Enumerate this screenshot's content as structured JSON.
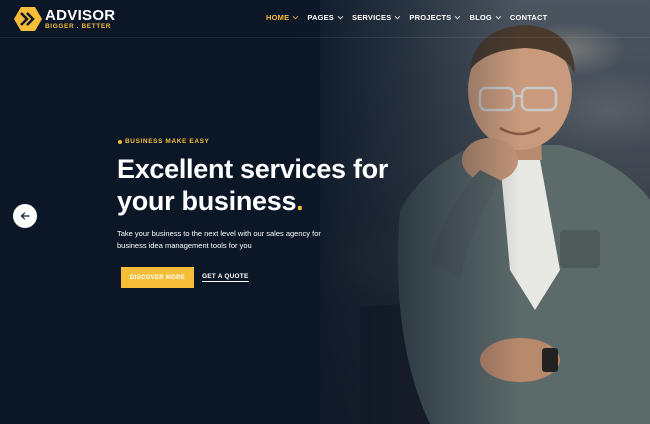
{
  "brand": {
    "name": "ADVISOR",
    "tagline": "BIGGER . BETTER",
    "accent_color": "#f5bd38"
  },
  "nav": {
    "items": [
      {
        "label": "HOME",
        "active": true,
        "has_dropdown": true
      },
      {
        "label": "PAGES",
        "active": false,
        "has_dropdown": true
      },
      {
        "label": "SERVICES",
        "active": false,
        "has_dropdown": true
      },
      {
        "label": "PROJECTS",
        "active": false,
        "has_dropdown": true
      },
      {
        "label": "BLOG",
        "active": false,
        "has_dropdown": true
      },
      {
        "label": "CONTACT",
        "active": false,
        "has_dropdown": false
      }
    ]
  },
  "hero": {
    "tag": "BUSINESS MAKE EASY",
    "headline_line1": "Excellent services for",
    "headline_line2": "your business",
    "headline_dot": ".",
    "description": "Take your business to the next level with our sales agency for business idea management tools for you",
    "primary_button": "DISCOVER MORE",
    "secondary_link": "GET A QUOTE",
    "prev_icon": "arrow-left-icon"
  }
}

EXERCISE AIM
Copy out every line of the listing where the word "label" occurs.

ANSWER TO THE EXERCISE
        "label": "HOME",
        "label": "PAGES",
        "label": "SERVICES",
        "label": "PROJECTS",
        "label": "BLOG",
        "label": "CONTACT",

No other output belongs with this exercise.